High Court decries US bad faith in the case of Binyam Mohamed, British resident in Guantánamo Bay

October 22, 2008

Image of Binyam Mohammed

Reprieve (the legal action charity) and Leigh Day, who represent British resident Binyam Mohamed, announce that the UK High Court has, in harsh terms, condemned the actions of the US government in its mistreatment of Mr. Mohamed.

The court expresses shock that, weeks after the British government identified 42 documents that would help prove Mr. Mohamed’s innocence, the US has only turned over seven of the documents to his lawyers, each heavily censored in direct violation of the agreement between the two governments.

Mr. Mohamed has alleged a systematic effort to suppress evidence that would prove his innocence, and would prove that he was rendered to torture in Morocco. The court suggests that this may be the case: “We could see no rational basis for the refusal by the US Government to provide the documents” to the lawyers. (para. 4.xi) The court refers to Mr. Mohamed’s allegations as “grave”, and finds that “there is a clear evidential basis for them, and they call for a detailed explanation. (para. 31). Yet, after being given “ample time”, no “explanation has been provided by the Government of the United States.” (para. 32)

The Court recognises the urgency of the issues. “There is the clearest evidence that [Binyam Mohamed] is suffering from a continuing deterioration of his mental health as a result of his detention without trial for over 6½ years.” (para. 2) In the hope that the US Federal Court is able to force the Bush Administration’s hand, the British court has stayed its final decision until after the next federal hearing on October 30th. However, the Court makes it quite clear that if the US prosecutors do not comply with the written Anglo-American agreement at that time, the UK courts will have little option but to order disclosure themselves.

Torture and a ‘litany of misconduct’ 

“The grave concern expressed by the court about the dealings of the Americans in this case are not surprising, given the torture Mr. Mohamed has suffered,” said Richard Stein of Leigh Day. “This underlines the British Government’s duty to do more than gently nudge its ally across the Atlantic when it comes to criminal acts taken against a British resident.”

“The American treatment of Binyam Mohamed has been a litany of misconduct,” said Reprieve director, Clive Stafford Smith. “First they tortured him, then they held him for more than six years without trial, now they want to cover up evidence that could set him free. What is the point of a ‘special relationship’ if the UK Government cannot ensure basic justice for Mr. Mohamed?”

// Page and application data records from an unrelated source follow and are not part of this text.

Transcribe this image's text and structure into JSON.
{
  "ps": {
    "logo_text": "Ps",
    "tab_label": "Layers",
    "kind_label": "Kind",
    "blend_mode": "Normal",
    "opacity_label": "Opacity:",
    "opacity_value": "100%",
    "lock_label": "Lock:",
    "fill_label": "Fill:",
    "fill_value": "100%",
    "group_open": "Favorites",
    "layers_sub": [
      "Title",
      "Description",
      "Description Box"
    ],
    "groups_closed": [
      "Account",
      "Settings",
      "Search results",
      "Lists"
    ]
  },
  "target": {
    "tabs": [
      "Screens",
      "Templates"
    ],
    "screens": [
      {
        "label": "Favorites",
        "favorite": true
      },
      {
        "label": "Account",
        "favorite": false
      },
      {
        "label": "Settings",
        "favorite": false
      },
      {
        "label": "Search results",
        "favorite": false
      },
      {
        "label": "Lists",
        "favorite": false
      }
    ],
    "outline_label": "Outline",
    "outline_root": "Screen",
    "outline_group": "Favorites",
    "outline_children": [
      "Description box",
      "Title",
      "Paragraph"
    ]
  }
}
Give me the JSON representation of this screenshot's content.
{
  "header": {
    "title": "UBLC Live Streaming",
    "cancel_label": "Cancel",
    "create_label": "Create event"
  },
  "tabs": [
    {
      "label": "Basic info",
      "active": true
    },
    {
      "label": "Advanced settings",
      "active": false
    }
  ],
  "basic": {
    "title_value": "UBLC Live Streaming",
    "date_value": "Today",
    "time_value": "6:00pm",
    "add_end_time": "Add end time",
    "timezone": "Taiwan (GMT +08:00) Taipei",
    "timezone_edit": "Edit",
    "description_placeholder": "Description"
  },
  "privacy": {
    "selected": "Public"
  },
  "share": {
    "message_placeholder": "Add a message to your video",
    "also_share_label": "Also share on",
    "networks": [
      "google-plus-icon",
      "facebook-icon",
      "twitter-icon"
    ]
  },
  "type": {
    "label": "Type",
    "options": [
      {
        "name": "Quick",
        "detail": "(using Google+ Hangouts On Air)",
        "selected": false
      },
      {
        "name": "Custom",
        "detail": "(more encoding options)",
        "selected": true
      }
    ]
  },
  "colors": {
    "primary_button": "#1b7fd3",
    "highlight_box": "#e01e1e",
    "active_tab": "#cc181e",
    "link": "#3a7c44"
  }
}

Reprieve has long maintained that the entire case against Mr. Mohamed should be dropped by the US Government, and that he should be returned to the UK, as requested by the British Government in August 2007. Mr. Mohamed is a victim of “extraordinary rendition” and torture. He was sent to Morocco by the CIA on July 21, 2002, where he was tortured for 18 months; he was then rendered to the secret “Dark Prison” in Afghanistan, where his torture continued. As a result, all the supposed ‘evidence’ against him is the fruit of torture, and would be inadmissible in any court other than a US Military Commissions.


For further information, please contact Richard Stein (020 7650 1240); Clive Stafford Smith (07940 347125); Clare Algar at Reprieve’s Press Office on 020 7427 1099 or clare.algar@reprieve.org.uk; or Sharon Steward (Press Office, Leigh Day, 020 7650 1319/272; ssteward@leighday.co.uk)

Note for Editors:

Reprieve, a legal action charity, uses the law to enforce the human rights of prisoners, from death row to Guantánamo Bay. Reprieve investigates, litigates and educates, working on the frontline, to provide legal support to prisoners unable to pay for it themselves. Reprieve promotes the rule of law around the world, securing each person’s right to a fair trial and saving lives. Clive Stafford Smith is the founder of Reprieve and has spent 25 years working on behalf of people facing the death penalty in the USA.

Reprieve’s current casework involves representing 33 prisoners in the US prison at Guantanamo Bay, working on behalf of prisoners facing the death penalty, and conducting ongoing investigations into the rendition and the secret detention of ‘ghost prisoners’ in the so-called ‘war on terror.’

ReprievePO Box 52742London EC4P 4WSTel: 020 7353 4640Fax: 020 7353 4641Email: info@reprieve.org.ukWebsite: www.reprieve.org.uk

Reprieve is a charitable company limited by guarantee; Registered Charity No. 1114900 Registered Company No. 5777831 (England) Registered Office 2-6 Cannon Street London EC4M 6YH; Patrons: Alan Bennett, Martha Lane Fox, Sir John Mortimer, Gordon Roddick, Jon Snow, Marina Warner